Person:William Tickner (1)

William Delos Tickner
m. 27 Dec 1876
Facts and Events
Name William Delos Tickner
Gender Male
Birth[1] 16 Dec 1849 New York, United States
Marriage 27 Dec 1876 to Ella Malvina West
Death[1] 2 Dec 1925 Jackson Center, Shelby, Ohio, United States
  1. 1.0 1.1 The Sabbath Recorder
    99:24:755, December 14, 1925.

    Reverend William Delos Tickner was born in the northeastern part of New York State, December 16, 1849, and died at Jackson Center, Ohio, December 2, 1925.
    At the age of seven years William removed with his parents to Marquette, Wis. The following year his parents embraced the Sabbath of Christ.
    He was united in Holy matrimony to Miss Ella West on December 27, 1876, who with their daughter, Mrs. A. H. Atkins, of Oxford, Wis., survives him. Three sons, Emory, Lucius and Henry, and one daughter, Anna Belle, preceded him.
    Brother Tickner completed his course in Milton College in 1876, receiving a Bachelor of Arts degree. Several years later, after a post graduate course, Milton College conferred upon him the degree of Master of Arts.
    For twenty years Brother Tickner taught in the public schools of Wisconsin at Randolph and Milton. For a number of years he was principal of the Princeton School. About twenty years after his graduation from Milton College, Brother Tickner entered the dental profession continuing therein for a quarter of a century.
    Being desirous of rendering service of a distinctively spiritual nature, Brother Tickner prepared himself for the Christian ministry, and upon October 4, 1913, was ordained at the Grand Marsh Seventh Day Baptist church. Dr. Tickner served this church and its outposts until June, 1922, when he became the pastor of the Jackson Center Seventh Day Baptist Church. He was much beloved by his people in both Wisconsin and Ohio, and many hears will be saddened by the tidings of his death.
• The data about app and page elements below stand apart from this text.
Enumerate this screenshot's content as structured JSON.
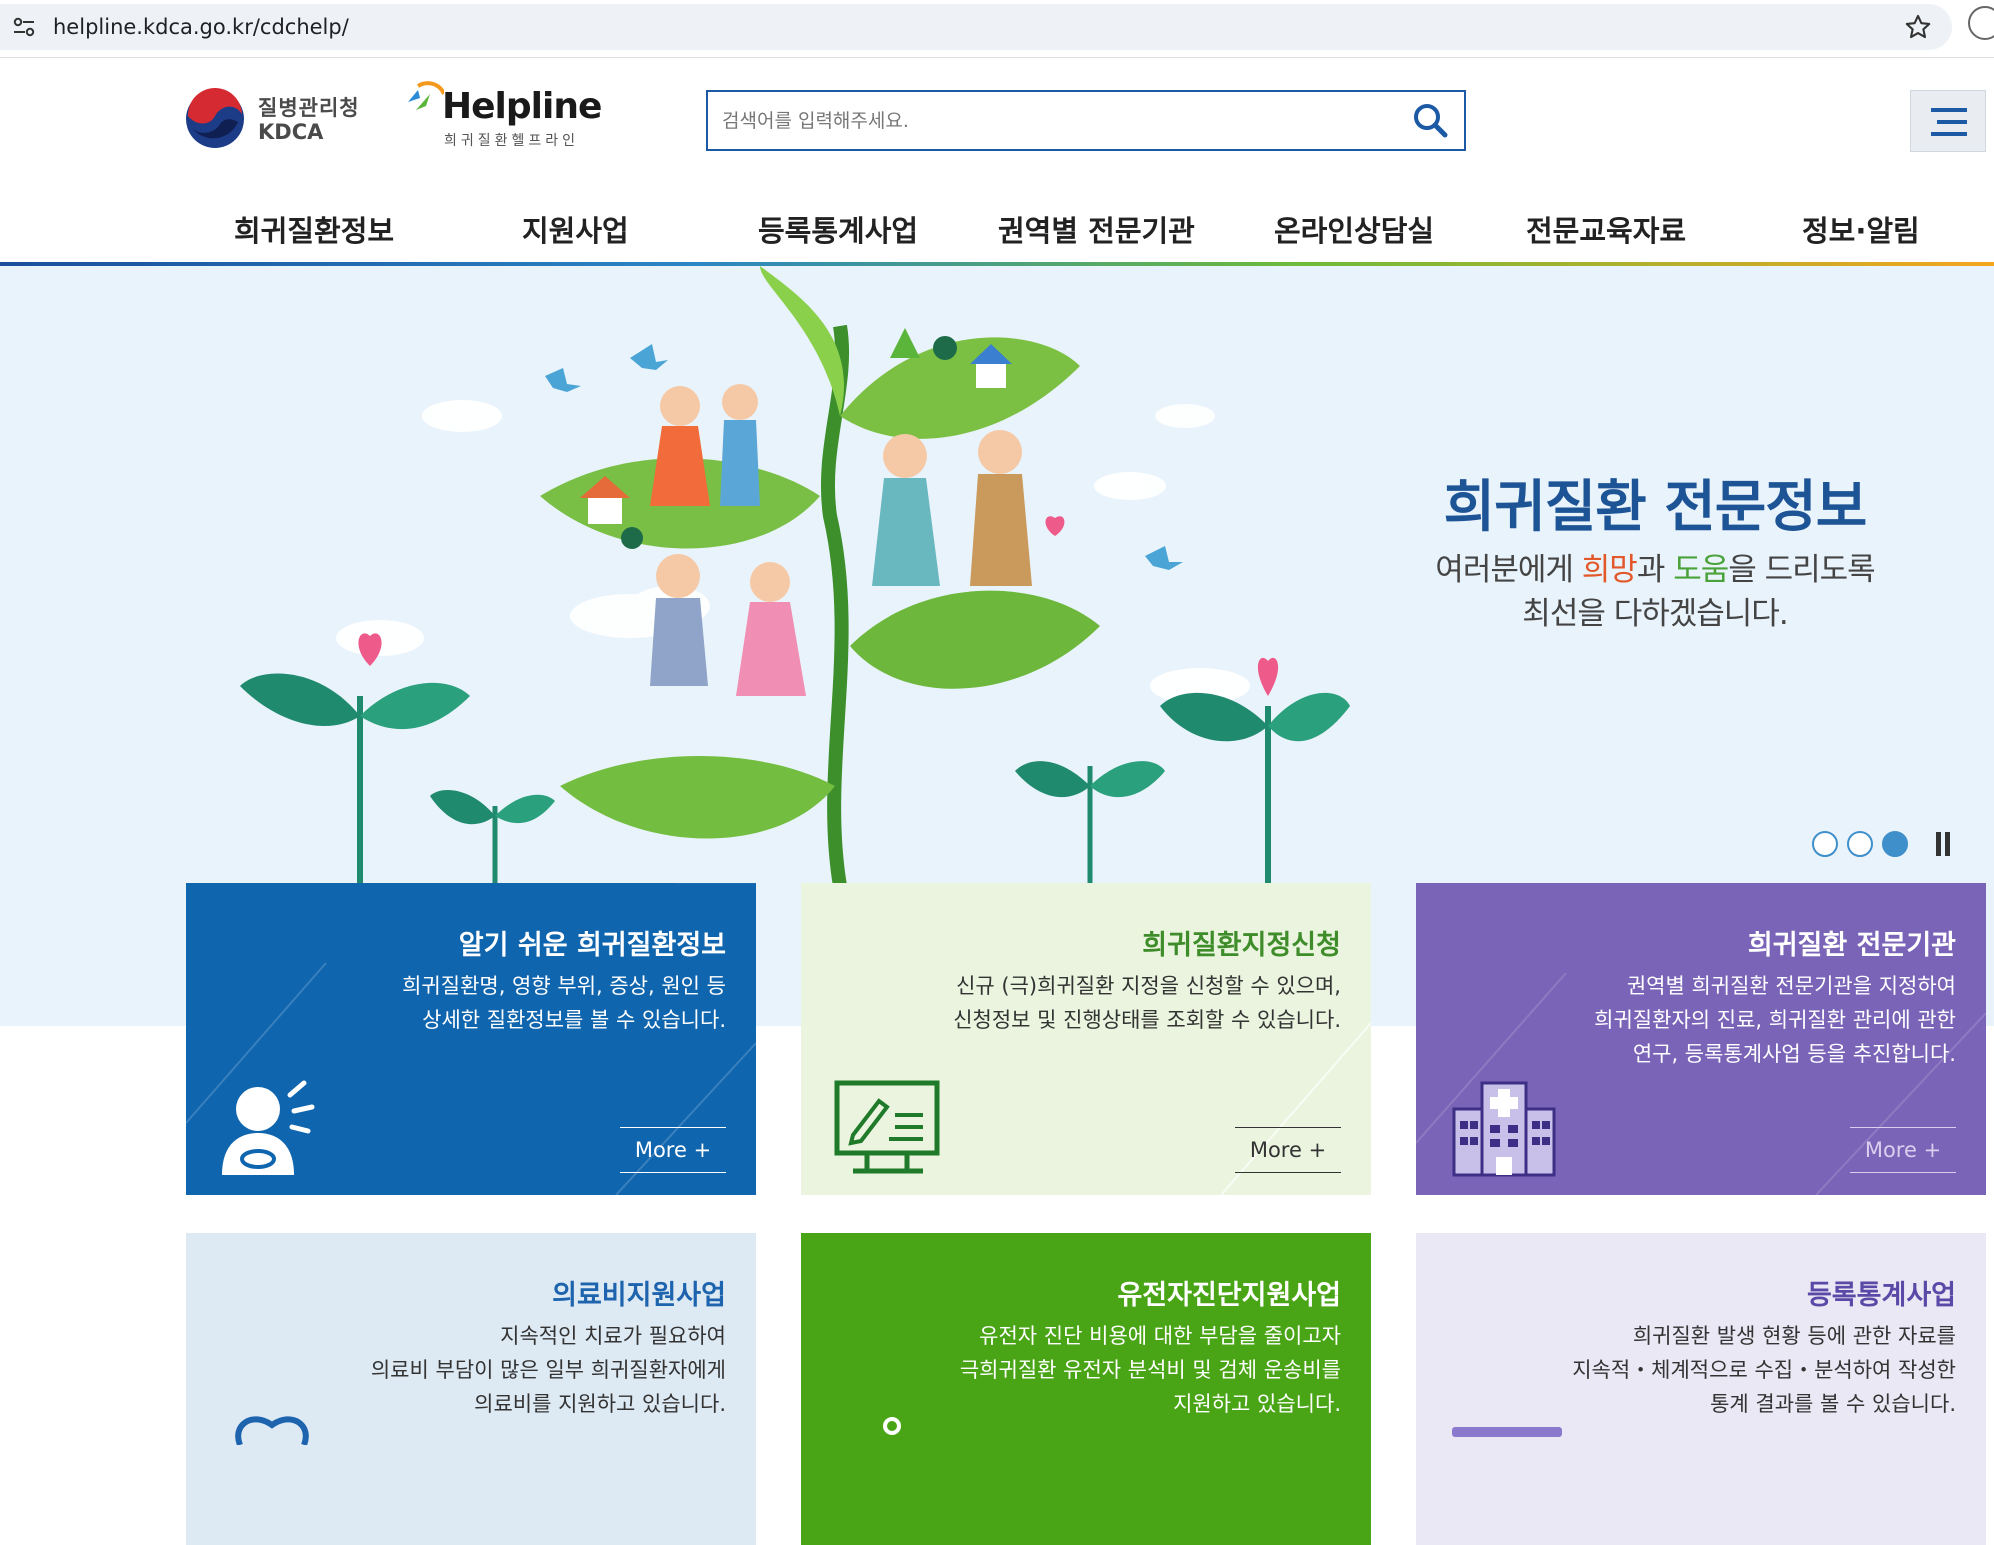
{
  "browser": {
    "url": "helpline.kdca.go.kr/cdchelp/"
  },
  "header": {
    "kdca_name": "질병관리청",
    "kdca_abbr": "KDCA",
    "helpline_title": "Helpline",
    "helpline_sub": "희귀질환헬프라인",
    "search_placeholder": "검색어를 입력해주세요."
  },
  "nav": {
    "items": [
      {
        "label": "희귀질환정보"
      },
      {
        "label": "지원사업"
      },
      {
        "label": "등록통계사업"
      },
      {
        "label": "권역별 전문기관"
      },
      {
        "label": "온라인상담실"
      },
      {
        "label": "전문교육자료"
      },
      {
        "label": "정보·알림"
      }
    ]
  },
  "hero": {
    "title": "희귀질환 전문정보",
    "desc_1_pre": "여러분에게 ",
    "desc_1_hope": "희망",
    "desc_1_mid": "과 ",
    "desc_1_help": "도움",
    "desc_1_post": "을 드리도록",
    "desc_2": "최선을 다하겠습니다.",
    "slide_count": 3,
    "active_slide": 3
  },
  "cards": [
    {
      "title": "알기 쉬운 희귀질환정보",
      "desc": [
        "희귀질환명, 영향 부위, 증상, 원인 등",
        "상세한 질환정보를 볼 수 있습니다."
      ],
      "more": "More +",
      "icon": "person-info-icon"
    },
    {
      "title": "희귀질환지정신청",
      "desc": [
        "신규 (극)희귀질환 지정을 신청할 수 있으며,",
        "신청정보 및 진행상태를 조회할 수 있습니다."
      ],
      "more": "More +",
      "icon": "monitor-edit-icon"
    },
    {
      "title": "희귀질환 전문기관",
      "desc": [
        "권역별 희귀질환 전문기관을 지정하여",
        "희귀질환자의 진료, 희귀질환 관리에 관한",
        "연구, 등록통계사업 등을 추진합니다."
      ],
      "more": "More +",
      "icon": "hospital-icon"
    },
    {
      "title": "의료비지원사업",
      "desc": [
        "지속적인 치료가 필요하여",
        "의료비 부담이 많은 일부 희귀질환자에게",
        "의료비를 지원하고 있습니다."
      ]
    },
    {
      "title": "유전자진단지원사업",
      "desc": [
        "유전자 진단 비용에 대한 부담을 줄이고자",
        "극희귀질환 유전자 분석비 및 검체 운송비를",
        "지원하고 있습니다."
      ]
    },
    {
      "title": "등록통계사업",
      "desc": [
        "희귀질환 발생 현황 등에 관한 자료를",
        "지속적・체계적으로 수집・분석하여 작성한",
        "통계 결과를 볼 수 있습니다."
      ]
    }
  ],
  "colors": {
    "primary_blue": "#0f65ae",
    "light_green": "#eaf4de",
    "purple": "#7a64b8",
    "light_blue": "#dde9f3",
    "green": "#4aa516",
    "lavender": "#ebe8f5"
  }
}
    Brother Tickner was a prolific writer on a wide range of subjects. Although he was confined to bed for the past five months, his intellect was most keen and he wrote for the Sabbath Recorder, the Pentecostal Herald and other religious papers, including the Exponent. He also wrote a number of articles in the Columbus Dispatch combating the evolutional hypothesis.
    Not only along religious and philosophical lines was his mind active but along lines of scientific inventions as well. Being appalled by the great loss of life at grade crossings, he invented a device which, electrically controlled, will, upon the approach of a train, flash first a yellow light and then a red light and ring an alarm bell, and, at a proper time, lower and raise gates on each side of the railroad tracks. This device is receiving a patent from the United States government. His anticipated financial returns in connection with the sale of this device were large, but Brother Tickner said to his wife; 'We will keep only so much as we need to live on, the balance we will give to the Lord's work. We will finance the vocational enterprise at Jackson Center and help elsewhere and on the mission fields.'
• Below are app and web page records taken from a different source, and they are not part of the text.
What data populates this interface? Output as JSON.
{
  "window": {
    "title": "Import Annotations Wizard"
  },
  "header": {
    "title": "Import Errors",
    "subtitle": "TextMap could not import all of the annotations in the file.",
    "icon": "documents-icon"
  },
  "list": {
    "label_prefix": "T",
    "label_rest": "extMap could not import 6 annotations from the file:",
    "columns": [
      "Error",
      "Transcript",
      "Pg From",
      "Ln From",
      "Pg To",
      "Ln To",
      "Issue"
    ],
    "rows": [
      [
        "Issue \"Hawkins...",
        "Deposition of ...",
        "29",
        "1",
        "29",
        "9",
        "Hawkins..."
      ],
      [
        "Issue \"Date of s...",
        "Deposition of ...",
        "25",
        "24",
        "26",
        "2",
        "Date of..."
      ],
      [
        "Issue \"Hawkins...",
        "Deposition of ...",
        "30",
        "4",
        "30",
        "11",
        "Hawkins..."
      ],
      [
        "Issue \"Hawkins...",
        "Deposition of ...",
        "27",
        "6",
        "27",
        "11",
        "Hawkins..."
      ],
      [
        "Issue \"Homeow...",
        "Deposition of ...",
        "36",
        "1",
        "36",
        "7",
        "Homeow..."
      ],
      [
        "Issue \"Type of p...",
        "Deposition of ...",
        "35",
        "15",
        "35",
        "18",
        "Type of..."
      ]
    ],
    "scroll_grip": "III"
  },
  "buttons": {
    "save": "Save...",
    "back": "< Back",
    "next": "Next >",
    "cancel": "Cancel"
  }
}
    Brother Tickner excelled as a pastor. To him there were no black sheep. He never had an unkind word to say of any of his members. No partiality characterized his speech or actions.
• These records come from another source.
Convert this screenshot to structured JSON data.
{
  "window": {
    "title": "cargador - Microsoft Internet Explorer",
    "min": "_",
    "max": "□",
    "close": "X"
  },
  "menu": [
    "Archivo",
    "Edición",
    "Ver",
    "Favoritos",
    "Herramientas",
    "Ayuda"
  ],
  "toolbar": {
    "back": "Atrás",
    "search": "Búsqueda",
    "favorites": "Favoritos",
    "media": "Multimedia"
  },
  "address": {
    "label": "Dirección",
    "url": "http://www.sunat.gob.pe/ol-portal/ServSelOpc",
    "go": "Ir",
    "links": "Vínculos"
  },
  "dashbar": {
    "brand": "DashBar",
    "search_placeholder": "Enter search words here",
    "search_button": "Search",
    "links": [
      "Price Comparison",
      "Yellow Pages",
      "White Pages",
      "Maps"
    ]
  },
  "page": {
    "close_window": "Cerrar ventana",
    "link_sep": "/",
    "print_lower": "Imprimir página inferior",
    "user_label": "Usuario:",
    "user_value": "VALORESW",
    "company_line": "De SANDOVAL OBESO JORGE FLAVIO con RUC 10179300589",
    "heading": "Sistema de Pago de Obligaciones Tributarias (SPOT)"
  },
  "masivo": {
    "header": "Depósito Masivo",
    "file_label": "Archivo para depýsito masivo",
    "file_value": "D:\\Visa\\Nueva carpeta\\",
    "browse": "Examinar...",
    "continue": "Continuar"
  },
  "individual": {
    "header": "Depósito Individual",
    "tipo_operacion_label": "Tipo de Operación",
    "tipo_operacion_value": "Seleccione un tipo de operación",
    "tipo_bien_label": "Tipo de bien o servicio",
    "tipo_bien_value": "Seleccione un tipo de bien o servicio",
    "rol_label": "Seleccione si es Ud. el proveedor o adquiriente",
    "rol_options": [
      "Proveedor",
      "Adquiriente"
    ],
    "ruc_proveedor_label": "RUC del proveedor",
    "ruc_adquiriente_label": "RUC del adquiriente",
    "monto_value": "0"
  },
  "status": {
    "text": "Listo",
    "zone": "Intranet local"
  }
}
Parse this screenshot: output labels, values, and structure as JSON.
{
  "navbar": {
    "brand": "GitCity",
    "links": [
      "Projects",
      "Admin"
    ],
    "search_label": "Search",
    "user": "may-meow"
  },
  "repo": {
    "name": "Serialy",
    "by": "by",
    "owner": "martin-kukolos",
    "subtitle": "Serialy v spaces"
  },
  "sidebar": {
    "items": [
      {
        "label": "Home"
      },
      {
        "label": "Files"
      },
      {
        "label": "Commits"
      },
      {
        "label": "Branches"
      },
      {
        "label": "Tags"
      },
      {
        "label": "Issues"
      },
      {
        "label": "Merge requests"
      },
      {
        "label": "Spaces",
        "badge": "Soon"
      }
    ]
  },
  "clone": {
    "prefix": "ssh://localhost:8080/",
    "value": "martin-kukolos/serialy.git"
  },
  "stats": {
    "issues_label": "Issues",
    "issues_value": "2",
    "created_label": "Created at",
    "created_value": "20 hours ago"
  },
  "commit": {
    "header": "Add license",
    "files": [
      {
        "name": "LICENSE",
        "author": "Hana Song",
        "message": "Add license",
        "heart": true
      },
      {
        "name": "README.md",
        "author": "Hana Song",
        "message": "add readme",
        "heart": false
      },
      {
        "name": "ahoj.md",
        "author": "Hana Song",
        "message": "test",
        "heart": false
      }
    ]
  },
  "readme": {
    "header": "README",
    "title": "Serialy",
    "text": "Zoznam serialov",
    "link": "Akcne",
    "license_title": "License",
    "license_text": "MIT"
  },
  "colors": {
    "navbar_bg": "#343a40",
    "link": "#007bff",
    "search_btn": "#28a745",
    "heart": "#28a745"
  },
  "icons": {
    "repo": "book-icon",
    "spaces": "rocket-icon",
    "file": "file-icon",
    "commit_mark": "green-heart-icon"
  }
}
    His wife tells us that in all their forty-nine years of married life, he never uttered the first unkind word to her. His last words were, 'I've fought a good fight; I believe, yes, I believe that I have kept the faith. Hallelujah,' and then with a look heavenward, 'My Father!'
    Truly we have lost a great and good man!
    The writer preached a farewell sermon from 2 Thessalonians 4: 15, 'That ye sorrow not, even as others which have no hope,' on Sabbath morning, December 5, in the Jackson Center Seventh Day Baptist church at the regular hour for divine service. The floral tributes were very beautiful, different church societies and individuals being the givers. C. W. Snyder and Company were in charge of the funeral arrangements. At the conclusion of the memorial service, the bereaved relatives and parishioners made their way to the beautiful little Seventh Day Baptist cemetery where, with appropriate ceremonies, we laid away the remains of Brother Tickner to await the mighty trump of the resurrection angel. Robert B. St. Clair.